(Entries from a dataset of interfaces)

'''

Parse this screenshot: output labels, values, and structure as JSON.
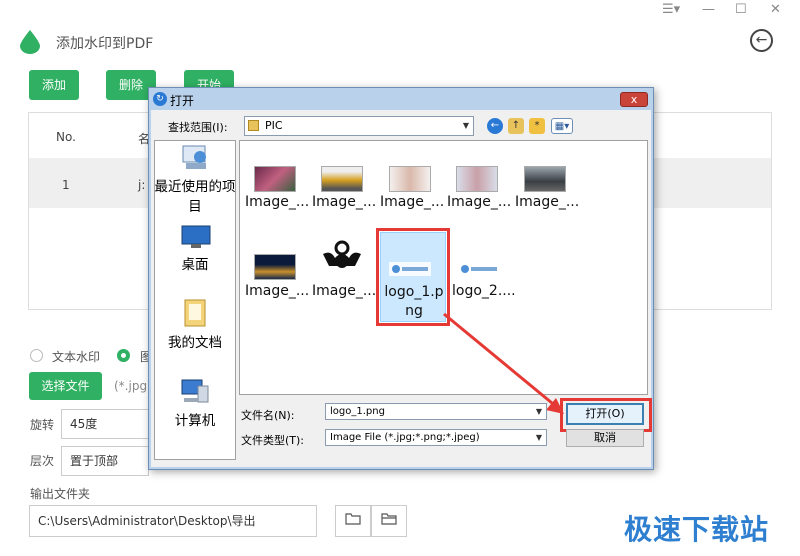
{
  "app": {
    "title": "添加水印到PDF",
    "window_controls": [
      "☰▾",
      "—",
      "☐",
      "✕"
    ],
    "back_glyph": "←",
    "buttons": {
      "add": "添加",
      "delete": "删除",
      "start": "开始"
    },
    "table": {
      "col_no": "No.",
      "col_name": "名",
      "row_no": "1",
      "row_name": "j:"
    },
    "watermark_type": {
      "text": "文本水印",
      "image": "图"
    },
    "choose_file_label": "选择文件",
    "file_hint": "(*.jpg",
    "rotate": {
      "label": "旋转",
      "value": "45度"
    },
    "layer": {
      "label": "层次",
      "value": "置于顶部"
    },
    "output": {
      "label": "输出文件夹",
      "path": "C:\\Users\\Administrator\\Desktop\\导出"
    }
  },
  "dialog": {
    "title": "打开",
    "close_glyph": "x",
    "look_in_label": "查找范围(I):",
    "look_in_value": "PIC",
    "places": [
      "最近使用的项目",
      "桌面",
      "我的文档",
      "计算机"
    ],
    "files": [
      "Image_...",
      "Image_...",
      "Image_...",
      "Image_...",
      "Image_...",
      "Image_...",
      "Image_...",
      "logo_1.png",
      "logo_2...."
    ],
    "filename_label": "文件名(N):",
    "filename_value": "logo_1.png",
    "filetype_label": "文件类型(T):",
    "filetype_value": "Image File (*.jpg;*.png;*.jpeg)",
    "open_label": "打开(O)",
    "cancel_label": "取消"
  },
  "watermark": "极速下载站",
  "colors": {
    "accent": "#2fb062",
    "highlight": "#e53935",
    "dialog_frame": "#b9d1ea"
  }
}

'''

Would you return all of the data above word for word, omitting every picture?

**SOLVED PROBLEM:**
Parse this screenshot: output labels, values, and structure as JSON.
{
  "app": {
    "title": "添加水印到PDF",
    "window_controls": [
      "☰▾",
      "—",
      "☐",
      "✕"
    ],
    "back_glyph": "←",
    "buttons": {
      "add": "添加",
      "delete": "删除",
      "start": "开始"
    },
    "table": {
      "col_no": "No.",
      "col_name": "名",
      "row_no": "1",
      "row_name": "j:"
    },
    "watermark_type": {
      "text": "文本水印",
      "image": "图"
    },
    "choose_file_label": "选择文件",
    "file_hint": "(*.jpg",
    "rotate": {
      "label": "旋转",
      "value": "45度"
    },
    "layer": {
      "label": "层次",
      "value": "置于顶部"
    },
    "output": {
      "label": "输出文件夹",
      "path": "C:\\Users\\Administrator\\Desktop\\导出"
    }
  },
  "dialog": {
    "title": "打开",
    "close_glyph": "x",
    "look_in_label": "查找范围(I):",
    "look_in_value": "PIC",
    "places": [
      "最近使用的项目",
      "桌面",
      "我的文档",
      "计算机"
    ],
    "files": [
      "Image_...",
      "Image_...",
      "Image_...",
      "Image_...",
      "Image_...",
      "Image_...",
      "Image_...",
      "logo_1.png",
      "logo_2...."
    ],
    "filename_label": "文件名(N):",
    "filename_value": "logo_1.png",
    "filetype_label": "文件类型(T):",
    "filetype_value": "Image File (*.jpg;*.png;*.jpeg)",
    "open_label": "打开(O)",
    "cancel_label": "取消"
  },
  "watermark": "极速下载站",
  "colors": {
    "accent": "#2fb062",
    "highlight": "#e53935",
    "dialog_frame": "#b9d1ea"
  }
}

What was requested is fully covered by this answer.